▸ **RECORDS FOR PROCESSING**:
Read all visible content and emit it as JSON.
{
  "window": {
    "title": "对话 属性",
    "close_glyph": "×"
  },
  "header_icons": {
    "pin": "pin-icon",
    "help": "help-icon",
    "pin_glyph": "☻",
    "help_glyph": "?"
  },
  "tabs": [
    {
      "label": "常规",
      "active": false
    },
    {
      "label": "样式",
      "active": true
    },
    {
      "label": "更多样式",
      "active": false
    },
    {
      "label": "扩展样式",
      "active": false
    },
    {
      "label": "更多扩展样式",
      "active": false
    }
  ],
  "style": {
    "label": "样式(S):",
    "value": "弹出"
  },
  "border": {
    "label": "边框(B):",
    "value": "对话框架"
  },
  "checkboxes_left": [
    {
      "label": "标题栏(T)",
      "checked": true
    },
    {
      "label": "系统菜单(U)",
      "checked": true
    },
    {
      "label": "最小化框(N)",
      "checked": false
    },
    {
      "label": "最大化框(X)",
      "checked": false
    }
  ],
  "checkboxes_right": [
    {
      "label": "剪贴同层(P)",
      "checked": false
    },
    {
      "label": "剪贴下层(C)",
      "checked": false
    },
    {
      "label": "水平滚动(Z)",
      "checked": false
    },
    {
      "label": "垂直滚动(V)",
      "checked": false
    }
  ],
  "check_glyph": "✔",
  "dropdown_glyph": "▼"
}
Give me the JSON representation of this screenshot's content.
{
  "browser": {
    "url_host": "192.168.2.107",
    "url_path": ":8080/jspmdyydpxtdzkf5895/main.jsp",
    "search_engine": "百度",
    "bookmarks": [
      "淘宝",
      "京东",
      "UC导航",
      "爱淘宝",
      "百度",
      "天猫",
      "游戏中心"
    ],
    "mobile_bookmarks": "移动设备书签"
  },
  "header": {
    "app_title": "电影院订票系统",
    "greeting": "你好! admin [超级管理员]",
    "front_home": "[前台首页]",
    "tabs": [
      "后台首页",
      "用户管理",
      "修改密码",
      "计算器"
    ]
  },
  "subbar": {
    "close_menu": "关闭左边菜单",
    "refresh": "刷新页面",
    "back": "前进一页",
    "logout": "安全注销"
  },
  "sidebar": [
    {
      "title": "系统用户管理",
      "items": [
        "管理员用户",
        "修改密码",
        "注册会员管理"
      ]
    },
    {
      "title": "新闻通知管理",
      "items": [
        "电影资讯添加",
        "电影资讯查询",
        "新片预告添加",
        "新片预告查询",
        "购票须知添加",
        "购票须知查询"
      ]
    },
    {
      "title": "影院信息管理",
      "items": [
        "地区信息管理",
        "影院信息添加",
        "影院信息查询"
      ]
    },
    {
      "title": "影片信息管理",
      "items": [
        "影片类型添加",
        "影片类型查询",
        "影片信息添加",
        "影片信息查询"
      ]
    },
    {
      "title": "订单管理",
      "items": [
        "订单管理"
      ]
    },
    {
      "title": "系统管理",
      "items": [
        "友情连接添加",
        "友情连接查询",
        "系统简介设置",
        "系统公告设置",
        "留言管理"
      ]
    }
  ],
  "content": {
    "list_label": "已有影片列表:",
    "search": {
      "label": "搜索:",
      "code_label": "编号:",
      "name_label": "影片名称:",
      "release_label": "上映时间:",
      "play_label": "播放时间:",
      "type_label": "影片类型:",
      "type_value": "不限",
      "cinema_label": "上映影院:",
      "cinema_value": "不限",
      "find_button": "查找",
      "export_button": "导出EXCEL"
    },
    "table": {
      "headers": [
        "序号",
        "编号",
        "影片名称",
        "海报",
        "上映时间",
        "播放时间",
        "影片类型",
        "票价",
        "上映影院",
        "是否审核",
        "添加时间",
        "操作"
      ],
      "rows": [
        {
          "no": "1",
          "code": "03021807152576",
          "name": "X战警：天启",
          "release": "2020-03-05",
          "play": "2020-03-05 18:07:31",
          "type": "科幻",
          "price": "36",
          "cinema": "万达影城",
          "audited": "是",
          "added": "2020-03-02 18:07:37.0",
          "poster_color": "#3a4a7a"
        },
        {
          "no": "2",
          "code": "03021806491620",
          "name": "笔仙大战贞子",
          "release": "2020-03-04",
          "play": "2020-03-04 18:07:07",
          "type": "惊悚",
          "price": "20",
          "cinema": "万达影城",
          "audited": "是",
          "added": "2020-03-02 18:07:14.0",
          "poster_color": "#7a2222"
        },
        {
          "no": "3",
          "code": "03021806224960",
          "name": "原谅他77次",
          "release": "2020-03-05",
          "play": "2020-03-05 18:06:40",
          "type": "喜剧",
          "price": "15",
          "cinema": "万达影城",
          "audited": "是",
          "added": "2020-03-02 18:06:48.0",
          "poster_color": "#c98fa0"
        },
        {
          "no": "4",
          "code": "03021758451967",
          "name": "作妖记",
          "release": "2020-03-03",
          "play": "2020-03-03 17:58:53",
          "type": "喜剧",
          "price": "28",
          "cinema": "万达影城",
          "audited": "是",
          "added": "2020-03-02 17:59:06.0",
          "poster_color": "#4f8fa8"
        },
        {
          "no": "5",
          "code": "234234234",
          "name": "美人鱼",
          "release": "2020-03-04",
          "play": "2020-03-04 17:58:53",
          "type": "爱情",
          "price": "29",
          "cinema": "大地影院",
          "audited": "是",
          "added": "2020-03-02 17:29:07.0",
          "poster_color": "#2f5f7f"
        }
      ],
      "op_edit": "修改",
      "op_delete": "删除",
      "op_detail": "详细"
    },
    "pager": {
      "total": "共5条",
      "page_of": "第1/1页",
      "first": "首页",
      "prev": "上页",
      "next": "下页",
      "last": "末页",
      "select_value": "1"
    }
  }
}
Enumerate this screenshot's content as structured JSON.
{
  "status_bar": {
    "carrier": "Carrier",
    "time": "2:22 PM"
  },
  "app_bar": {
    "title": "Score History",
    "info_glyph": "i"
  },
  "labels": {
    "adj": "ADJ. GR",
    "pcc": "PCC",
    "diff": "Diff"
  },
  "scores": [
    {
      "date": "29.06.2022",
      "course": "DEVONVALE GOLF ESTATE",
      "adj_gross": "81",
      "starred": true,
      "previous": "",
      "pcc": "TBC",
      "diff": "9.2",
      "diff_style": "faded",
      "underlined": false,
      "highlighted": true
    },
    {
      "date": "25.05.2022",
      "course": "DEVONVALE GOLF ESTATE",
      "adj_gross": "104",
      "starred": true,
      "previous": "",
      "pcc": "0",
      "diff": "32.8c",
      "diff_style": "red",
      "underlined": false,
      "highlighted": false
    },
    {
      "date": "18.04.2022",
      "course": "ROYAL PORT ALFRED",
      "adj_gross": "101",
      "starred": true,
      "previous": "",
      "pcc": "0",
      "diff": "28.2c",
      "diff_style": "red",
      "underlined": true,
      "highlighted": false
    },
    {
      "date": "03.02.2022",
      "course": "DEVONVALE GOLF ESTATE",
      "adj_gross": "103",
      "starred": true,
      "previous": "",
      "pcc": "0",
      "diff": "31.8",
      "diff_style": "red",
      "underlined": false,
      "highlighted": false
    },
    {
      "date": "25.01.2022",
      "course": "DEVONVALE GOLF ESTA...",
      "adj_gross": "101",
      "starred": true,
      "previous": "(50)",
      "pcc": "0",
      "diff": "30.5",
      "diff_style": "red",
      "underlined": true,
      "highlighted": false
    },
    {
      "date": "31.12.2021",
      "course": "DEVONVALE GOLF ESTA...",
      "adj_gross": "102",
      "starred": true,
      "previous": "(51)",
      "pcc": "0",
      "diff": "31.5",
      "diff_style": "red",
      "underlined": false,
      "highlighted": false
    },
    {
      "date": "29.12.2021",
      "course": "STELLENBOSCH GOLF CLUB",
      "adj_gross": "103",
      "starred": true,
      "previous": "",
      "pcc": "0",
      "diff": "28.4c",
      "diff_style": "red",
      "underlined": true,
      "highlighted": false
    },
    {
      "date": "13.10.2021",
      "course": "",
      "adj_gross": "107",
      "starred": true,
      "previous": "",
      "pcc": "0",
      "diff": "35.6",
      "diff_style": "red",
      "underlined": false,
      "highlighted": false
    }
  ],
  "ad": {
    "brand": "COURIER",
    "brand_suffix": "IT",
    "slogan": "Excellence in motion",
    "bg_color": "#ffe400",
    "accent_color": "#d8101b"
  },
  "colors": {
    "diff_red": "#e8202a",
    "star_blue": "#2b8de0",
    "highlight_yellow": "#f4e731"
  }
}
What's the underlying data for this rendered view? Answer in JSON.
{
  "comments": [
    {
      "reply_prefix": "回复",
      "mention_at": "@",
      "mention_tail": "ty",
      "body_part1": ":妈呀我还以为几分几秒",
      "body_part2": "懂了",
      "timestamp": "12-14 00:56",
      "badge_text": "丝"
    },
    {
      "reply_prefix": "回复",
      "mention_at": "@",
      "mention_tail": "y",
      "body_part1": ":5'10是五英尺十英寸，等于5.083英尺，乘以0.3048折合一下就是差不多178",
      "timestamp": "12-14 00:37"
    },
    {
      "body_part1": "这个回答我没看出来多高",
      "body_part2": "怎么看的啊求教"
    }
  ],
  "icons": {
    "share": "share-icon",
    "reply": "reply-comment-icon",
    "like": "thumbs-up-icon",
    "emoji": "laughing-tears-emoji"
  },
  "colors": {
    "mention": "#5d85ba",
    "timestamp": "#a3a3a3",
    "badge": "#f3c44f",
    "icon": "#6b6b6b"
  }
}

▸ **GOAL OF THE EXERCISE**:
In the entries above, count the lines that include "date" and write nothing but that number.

▸ **TASK SOLUTION**:
8